◆ What to work on
Please copy out the lines in the entries that contain "upload".

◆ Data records

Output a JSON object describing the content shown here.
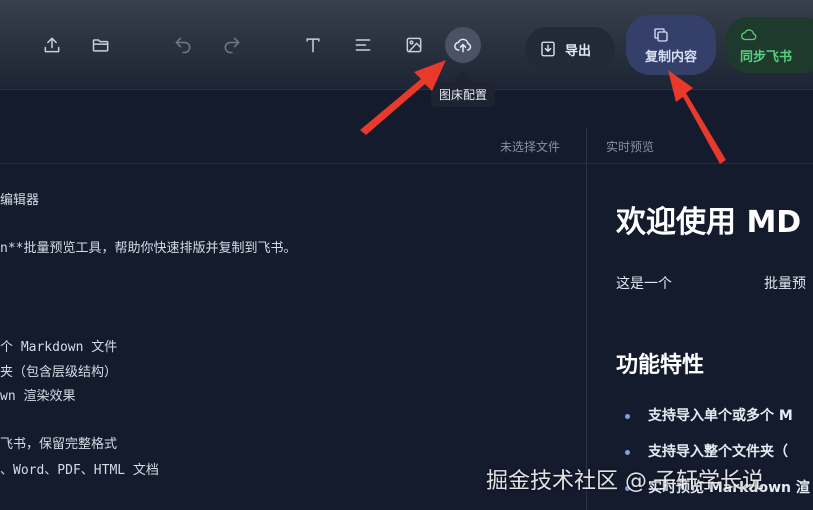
{
  "toolbar": {
    "icons": [
      {
        "name": "upload-icon"
      },
      {
        "name": "folder-icon"
      },
      {
        "name": "undo-icon"
      },
      {
        "name": "redo-icon"
      },
      {
        "name": "text-icon"
      },
      {
        "name": "align-icon"
      },
      {
        "name": "image-icon"
      },
      {
        "name": "cloud-upload-icon"
      }
    ],
    "tooltip": "图床配置",
    "export_label": "导出",
    "copy_label": "复制内容",
    "sync_label": "同步飞书",
    "colors": {
      "copy_bg": "#34406a",
      "sync_bg": "#1d3a2c",
      "sync_text": "#56d07e",
      "arrow": "#e8392b"
    }
  },
  "subbar": {
    "file_status": "未选择文件",
    "preview_label": "实时预览"
  },
  "editor": {
    "lines": [
      "编辑器",
      "n**批量预览工具，帮助你快速排版并复制到飞书。",
      "个 Markdown 文件",
      "夹（包含层级结构）",
      "wn 渲染效果",
      "飞书，保留完整格式",
      "、Word、PDF、HTML 文档"
    ]
  },
  "preview": {
    "h1": "欢迎使用 MD",
    "p_left": "这是一个",
    "p_right": "批量预",
    "h2": "功能特性",
    "items": [
      "支持导入单个或多个 M",
      "支持导入整个文件夹（",
      "实时预览 Markdown 渲"
    ]
  },
  "watermark": "掘金技术社区 @ 子轩学长说"
}
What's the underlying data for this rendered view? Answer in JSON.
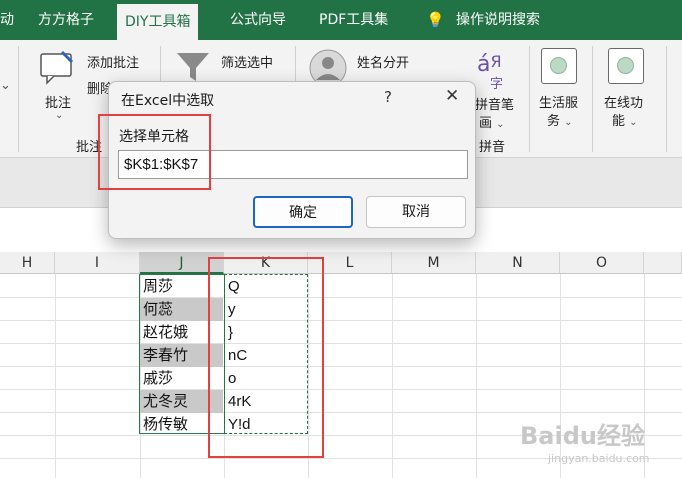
{
  "ribbon": {
    "tabs": [
      "动",
      "方方格子",
      "DIY工具箱",
      "公式向导",
      "PDF工具集",
      "操作说明搜索"
    ],
    "active_tab": "DIY工具箱",
    "groups": {
      "comment": {
        "add": "添加批注",
        "delete": "删除",
        "big": "批注",
        "label": "批注"
      },
      "filter": {
        "label": "筛选选中"
      },
      "name": {
        "label": "姓名分开"
      },
      "pinyin": {
        "big1": "拼音笔",
        "big2": "画",
        "label": "拼音",
        "glyph": "á",
        "glyph2": "Я",
        "glyph3": "字"
      },
      "life": {
        "line1": "生活服",
        "line2": "务"
      },
      "online": {
        "line1": "在线功",
        "line2": "能"
      }
    }
  },
  "dialog": {
    "title": "在Excel中选取",
    "help": "?",
    "close": "✕",
    "field_label": "选择单元格",
    "field_value": "$K$1:$K$7",
    "ok": "确定",
    "cancel": "取消"
  },
  "columns": [
    "H",
    "I",
    "J",
    "K",
    "L",
    "M",
    "N",
    "O"
  ],
  "selected_column": "J",
  "rows": [
    {
      "j": "周莎",
      "k": "Q"
    },
    {
      "j": "何蕊",
      "k": "y"
    },
    {
      "j": "赵花娥",
      "k": "}"
    },
    {
      "j": "李春竹",
      "k": "nC"
    },
    {
      "j": "戚莎",
      "k": "o"
    },
    {
      "j": "尤冬灵",
      "k": "4rK"
    },
    {
      "j": "杨传敏",
      "k": "Y!d"
    }
  ],
  "watermark": {
    "brand": "Baidu经验",
    "url": "jingyan.baidu.com"
  },
  "colors": {
    "excel_green": "#217346",
    "annotation_red": "#e34040",
    "ok_border": "#1e65c4"
  }
}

◆ Exercise solution
        "name": "upload-icon"
        "name": "cloud-upload-icon"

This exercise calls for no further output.